Task statement:
Restate word for word every entry that appears below, skipping its pictures.

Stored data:
--- START ---
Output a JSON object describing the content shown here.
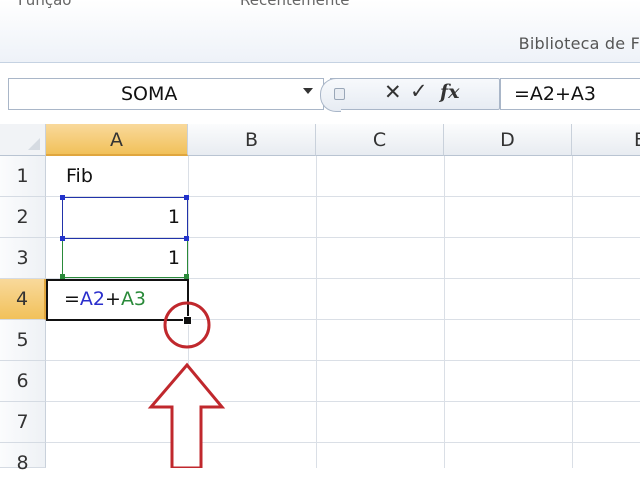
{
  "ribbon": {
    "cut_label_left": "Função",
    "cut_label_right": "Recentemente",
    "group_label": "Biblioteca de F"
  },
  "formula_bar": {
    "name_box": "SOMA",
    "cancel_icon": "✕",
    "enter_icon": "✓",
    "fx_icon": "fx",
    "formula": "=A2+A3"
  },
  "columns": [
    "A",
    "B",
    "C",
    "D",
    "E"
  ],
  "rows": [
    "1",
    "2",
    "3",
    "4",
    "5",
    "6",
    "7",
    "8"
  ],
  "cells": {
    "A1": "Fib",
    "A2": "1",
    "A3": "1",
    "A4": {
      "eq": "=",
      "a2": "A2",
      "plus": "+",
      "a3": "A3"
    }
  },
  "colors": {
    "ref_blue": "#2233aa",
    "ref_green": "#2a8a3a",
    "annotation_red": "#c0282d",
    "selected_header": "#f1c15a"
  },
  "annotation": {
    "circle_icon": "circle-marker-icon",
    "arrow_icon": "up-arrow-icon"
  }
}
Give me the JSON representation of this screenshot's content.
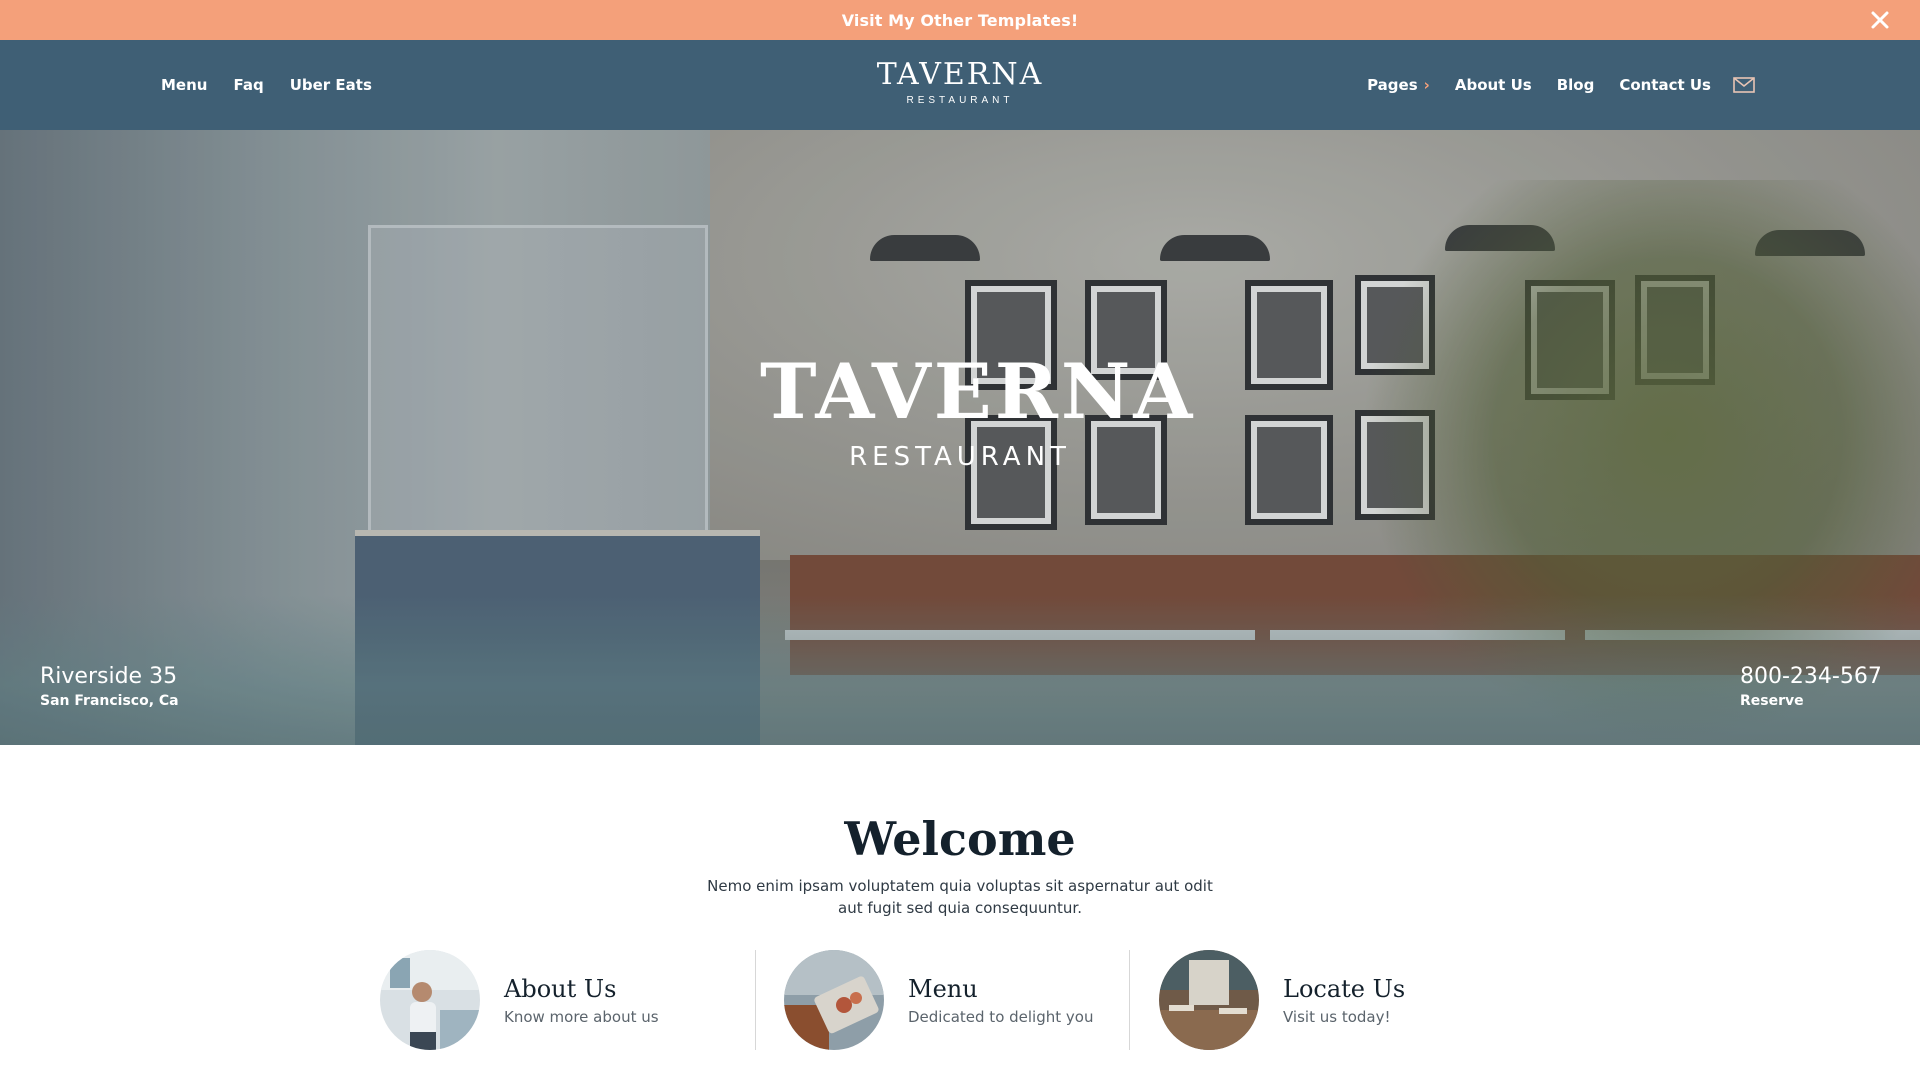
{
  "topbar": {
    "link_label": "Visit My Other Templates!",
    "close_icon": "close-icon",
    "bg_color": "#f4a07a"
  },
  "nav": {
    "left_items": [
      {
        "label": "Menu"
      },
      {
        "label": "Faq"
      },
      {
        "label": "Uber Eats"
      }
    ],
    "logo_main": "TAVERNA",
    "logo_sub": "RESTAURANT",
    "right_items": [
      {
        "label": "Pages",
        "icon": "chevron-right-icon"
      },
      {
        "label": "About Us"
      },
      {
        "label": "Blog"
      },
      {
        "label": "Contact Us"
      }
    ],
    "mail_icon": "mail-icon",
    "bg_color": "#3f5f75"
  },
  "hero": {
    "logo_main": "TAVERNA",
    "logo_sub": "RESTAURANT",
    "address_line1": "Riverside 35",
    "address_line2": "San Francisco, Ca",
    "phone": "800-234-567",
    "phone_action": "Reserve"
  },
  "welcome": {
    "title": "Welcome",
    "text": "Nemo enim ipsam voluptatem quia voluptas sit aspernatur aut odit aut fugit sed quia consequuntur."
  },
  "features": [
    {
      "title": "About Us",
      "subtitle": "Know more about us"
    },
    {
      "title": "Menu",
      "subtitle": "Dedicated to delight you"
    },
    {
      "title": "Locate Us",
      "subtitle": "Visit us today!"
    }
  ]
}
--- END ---
Expected answer:
Output a JSON object describing the content shown here.
{
  "ribbon": {
    "cut_label_left": "Função",
    "cut_label_right": "Recentemente",
    "group_label": "Biblioteca de F"
  },
  "formula_bar": {
    "name_box": "SOMA",
    "cancel_icon": "✕",
    "enter_icon": "✓",
    "fx_icon": "fx",
    "formula": "=A2+A3"
  },
  "columns": [
    "A",
    "B",
    "C",
    "D",
    "E"
  ],
  "rows": [
    "1",
    "2",
    "3",
    "4",
    "5",
    "6",
    "7",
    "8"
  ],
  "cells": {
    "A1": "Fib",
    "A2": "1",
    "A3": "1",
    "A4": {
      "eq": "=",
      "a2": "A2",
      "plus": "+",
      "a3": "A3"
    }
  },
  "colors": {
    "ref_blue": "#2233aa",
    "ref_green": "#2a8a3a",
    "annotation_red": "#c0282d",
    "selected_header": "#f1c15a"
  },
  "annotation": {
    "circle_icon": "circle-marker-icon",
    "arrow_icon": "up-arrow-icon"
  }
}
Give me the JSON representation of this screenshot's content.
{
  "topbar": {
    "link_label": "Visit My Other Templates!",
    "close_icon": "close-icon",
    "bg_color": "#f4a07a"
  },
  "nav": {
    "left_items": [
      {
        "label": "Menu"
      },
      {
        "label": "Faq"
      },
      {
        "label": "Uber Eats"
      }
    ],
    "logo_main": "TAVERNA",
    "logo_sub": "RESTAURANT",
    "right_items": [
      {
        "label": "Pages",
        "icon": "chevron-right-icon"
      },
      {
        "label": "About Us"
      },
      {
        "label": "Blog"
      },
      {
        "label": "Contact Us"
      }
    ],
    "mail_icon": "mail-icon",
    "bg_color": "#3f5f75"
  },
  "hero": {
    "logo_main": "TAVERNA",
    "logo_sub": "RESTAURANT",
    "address_line1": "Riverside 35",
    "address_line2": "San Francisco, Ca",
    "phone": "800-234-567",
    "phone_action": "Reserve"
  },
  "welcome": {
    "title": "Welcome",
    "text": "Nemo enim ipsam voluptatem quia voluptas sit aspernatur aut odit aut fugit sed quia consequuntur."
  },
  "features": [
    {
      "title": "About Us",
      "subtitle": "Know more about us"
    },
    {
      "title": "Menu",
      "subtitle": "Dedicated to delight you"
    },
    {
      "title": "Locate Us",
      "subtitle": "Visit us today!"
    }
  ]
}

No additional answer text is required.